Which lines of the listing hold the string "Overtime"? Show each of them.

[Data extract]:
BEGIN

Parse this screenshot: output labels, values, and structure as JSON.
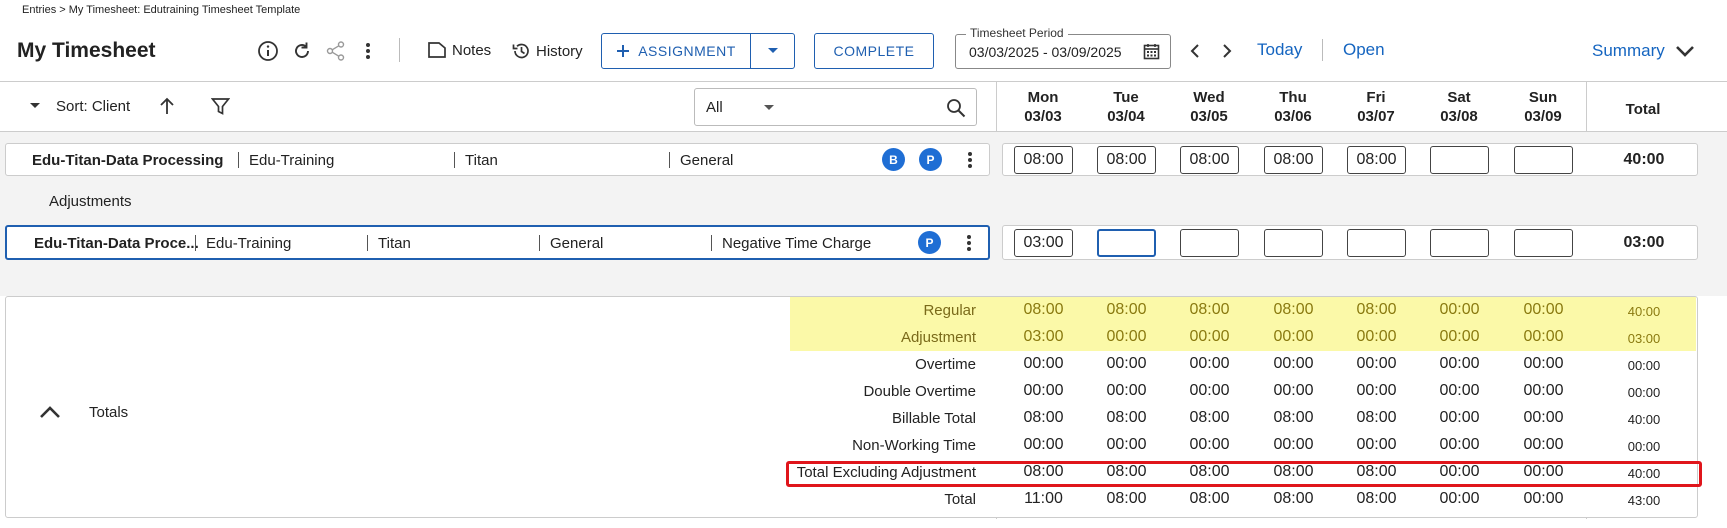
{
  "breadcrumb": "Entries > My Timesheet: Edutraining Timesheet Template",
  "page_title": "My Timesheet",
  "toolbar": {
    "notes_label": "Notes",
    "history_label": "History",
    "assignment_label": "ASSIGNMENT",
    "complete_label": "COMPLETE",
    "period_label": "Timesheet Period",
    "period_value": "03/03/2025 - 03/09/2025",
    "today_label": "Today",
    "open_label": "Open",
    "summary_label": "Summary"
  },
  "sort": {
    "label": "Sort: Client",
    "filter_value": "All"
  },
  "days": [
    {
      "name": "Mon",
      "date": "03/03"
    },
    {
      "name": "Tue",
      "date": "03/04"
    },
    {
      "name": "Wed",
      "date": "03/05"
    },
    {
      "name": "Thu",
      "date": "03/06"
    },
    {
      "name": "Fri",
      "date": "03/07"
    },
    {
      "name": "Sat",
      "date": "03/08"
    },
    {
      "name": "Sun",
      "date": "03/09"
    }
  ],
  "total_header": "Total",
  "rows": [
    {
      "project": "Edu-Titan-Data Processing",
      "training": "Edu-Training",
      "client": "Titan",
      "category": "General",
      "badges": [
        "B",
        "P"
      ],
      "hours": [
        "08:00",
        "08:00",
        "08:00",
        "08:00",
        "08:00",
        "",
        ""
      ],
      "total": "40:00"
    }
  ],
  "adjustments_label": "Adjustments",
  "adjustment_rows": [
    {
      "project": "Edu-Titan-Data Proce...",
      "training": "Edu-Training",
      "client": "Titan",
      "category": "General",
      "charge": "Negative Time Charge",
      "badges": [
        "P"
      ],
      "hours": [
        "03:00",
        "",
        "",
        "",
        "",
        "",
        ""
      ],
      "total": "03:00"
    }
  ],
  "totals": {
    "label": "Totals",
    "rows": [
      {
        "label": "Regular",
        "highlight": true,
        "values": [
          "08:00",
          "08:00",
          "08:00",
          "08:00",
          "08:00",
          "00:00",
          "00:00"
        ],
        "total": "40:00"
      },
      {
        "label": "Adjustment",
        "highlight": true,
        "values": [
          "03:00",
          "00:00",
          "00:00",
          "00:00",
          "00:00",
          "00:00",
          "00:00"
        ],
        "total": "03:00"
      },
      {
        "label": "Overtime",
        "highlight": false,
        "values": [
          "00:00",
          "00:00",
          "00:00",
          "00:00",
          "00:00",
          "00:00",
          "00:00"
        ],
        "total": "00:00"
      },
      {
        "label": "Double Overtime",
        "highlight": false,
        "values": [
          "00:00",
          "00:00",
          "00:00",
          "00:00",
          "00:00",
          "00:00",
          "00:00"
        ],
        "total": "00:00"
      },
      {
        "label": "Billable Total",
        "highlight": false,
        "values": [
          "08:00",
          "08:00",
          "08:00",
          "08:00",
          "08:00",
          "00:00",
          "00:00"
        ],
        "total": "40:00"
      },
      {
        "label": "Non-Working Time",
        "highlight": false,
        "values": [
          "00:00",
          "00:00",
          "00:00",
          "00:00",
          "00:00",
          "00:00",
          "00:00"
        ],
        "total": "00:00"
      },
      {
        "label": "Total Excluding Adjustment",
        "highlight": false,
        "outlined": true,
        "values": [
          "08:00",
          "08:00",
          "08:00",
          "08:00",
          "08:00",
          "00:00",
          "00:00"
        ],
        "total": "40:00"
      },
      {
        "label": "Total",
        "highlight": false,
        "values": [
          "11:00",
          "08:00",
          "08:00",
          "08:00",
          "08:00",
          "00:00",
          "00:00"
        ],
        "total": "43:00"
      }
    ]
  },
  "colors": {
    "accent": "#1f5fb0",
    "badge": "#1f6ed4",
    "highlight": "#fbf9a8",
    "outline": "#e0151b"
  }
}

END

[Solution to this task]:
        "label": "Overtime",
        "label": "Double Overtime",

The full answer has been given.